Which lines of the data contain the string "dislikes"? Show each of them.

--------------------------------------------------

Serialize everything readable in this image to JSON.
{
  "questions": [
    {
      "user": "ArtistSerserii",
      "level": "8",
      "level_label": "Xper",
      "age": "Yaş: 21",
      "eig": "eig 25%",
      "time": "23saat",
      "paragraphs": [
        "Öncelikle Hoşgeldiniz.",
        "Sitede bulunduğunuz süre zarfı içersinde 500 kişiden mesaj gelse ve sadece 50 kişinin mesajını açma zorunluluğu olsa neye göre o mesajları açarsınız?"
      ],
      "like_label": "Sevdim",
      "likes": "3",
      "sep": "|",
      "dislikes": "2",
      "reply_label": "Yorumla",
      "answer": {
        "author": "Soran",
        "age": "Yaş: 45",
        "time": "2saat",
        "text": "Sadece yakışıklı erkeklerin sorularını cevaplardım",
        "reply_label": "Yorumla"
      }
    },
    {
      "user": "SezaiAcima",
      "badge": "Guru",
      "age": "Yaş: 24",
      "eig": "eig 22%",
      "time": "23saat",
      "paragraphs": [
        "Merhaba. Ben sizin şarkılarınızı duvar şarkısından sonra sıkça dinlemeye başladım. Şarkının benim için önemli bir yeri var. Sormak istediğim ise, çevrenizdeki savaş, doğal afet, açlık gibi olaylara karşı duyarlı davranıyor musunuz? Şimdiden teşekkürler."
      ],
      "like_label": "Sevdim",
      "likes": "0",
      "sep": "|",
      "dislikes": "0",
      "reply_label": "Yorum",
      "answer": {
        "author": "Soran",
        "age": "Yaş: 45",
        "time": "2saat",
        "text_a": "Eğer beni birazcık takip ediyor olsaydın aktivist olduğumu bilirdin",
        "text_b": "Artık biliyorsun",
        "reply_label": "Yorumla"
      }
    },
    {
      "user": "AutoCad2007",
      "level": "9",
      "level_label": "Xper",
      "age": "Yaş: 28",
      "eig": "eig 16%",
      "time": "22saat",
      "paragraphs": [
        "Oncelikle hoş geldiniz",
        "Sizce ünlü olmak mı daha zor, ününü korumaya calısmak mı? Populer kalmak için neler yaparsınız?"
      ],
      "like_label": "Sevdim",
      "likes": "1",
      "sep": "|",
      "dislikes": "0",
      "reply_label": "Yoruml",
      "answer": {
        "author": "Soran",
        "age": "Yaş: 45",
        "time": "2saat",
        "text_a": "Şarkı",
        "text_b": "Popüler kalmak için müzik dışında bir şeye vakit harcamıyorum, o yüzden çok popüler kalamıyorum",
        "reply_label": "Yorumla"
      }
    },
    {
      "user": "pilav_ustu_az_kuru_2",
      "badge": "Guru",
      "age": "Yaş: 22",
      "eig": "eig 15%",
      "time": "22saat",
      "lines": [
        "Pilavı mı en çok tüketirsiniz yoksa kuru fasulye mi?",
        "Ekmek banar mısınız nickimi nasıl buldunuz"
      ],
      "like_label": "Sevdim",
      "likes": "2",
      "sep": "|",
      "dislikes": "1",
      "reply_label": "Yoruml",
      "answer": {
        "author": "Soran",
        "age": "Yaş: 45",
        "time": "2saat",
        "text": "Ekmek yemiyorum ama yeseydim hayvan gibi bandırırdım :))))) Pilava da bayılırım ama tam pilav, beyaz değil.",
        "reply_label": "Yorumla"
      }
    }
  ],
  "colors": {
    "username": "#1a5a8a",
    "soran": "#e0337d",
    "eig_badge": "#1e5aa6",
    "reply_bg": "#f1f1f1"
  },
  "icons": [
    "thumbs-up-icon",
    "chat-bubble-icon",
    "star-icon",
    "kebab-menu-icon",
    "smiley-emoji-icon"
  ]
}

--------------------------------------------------

Task answer =>
      "dislikes": "2",
      "dislikes": "0",
      "dislikes": "0",
      "dislikes": "1",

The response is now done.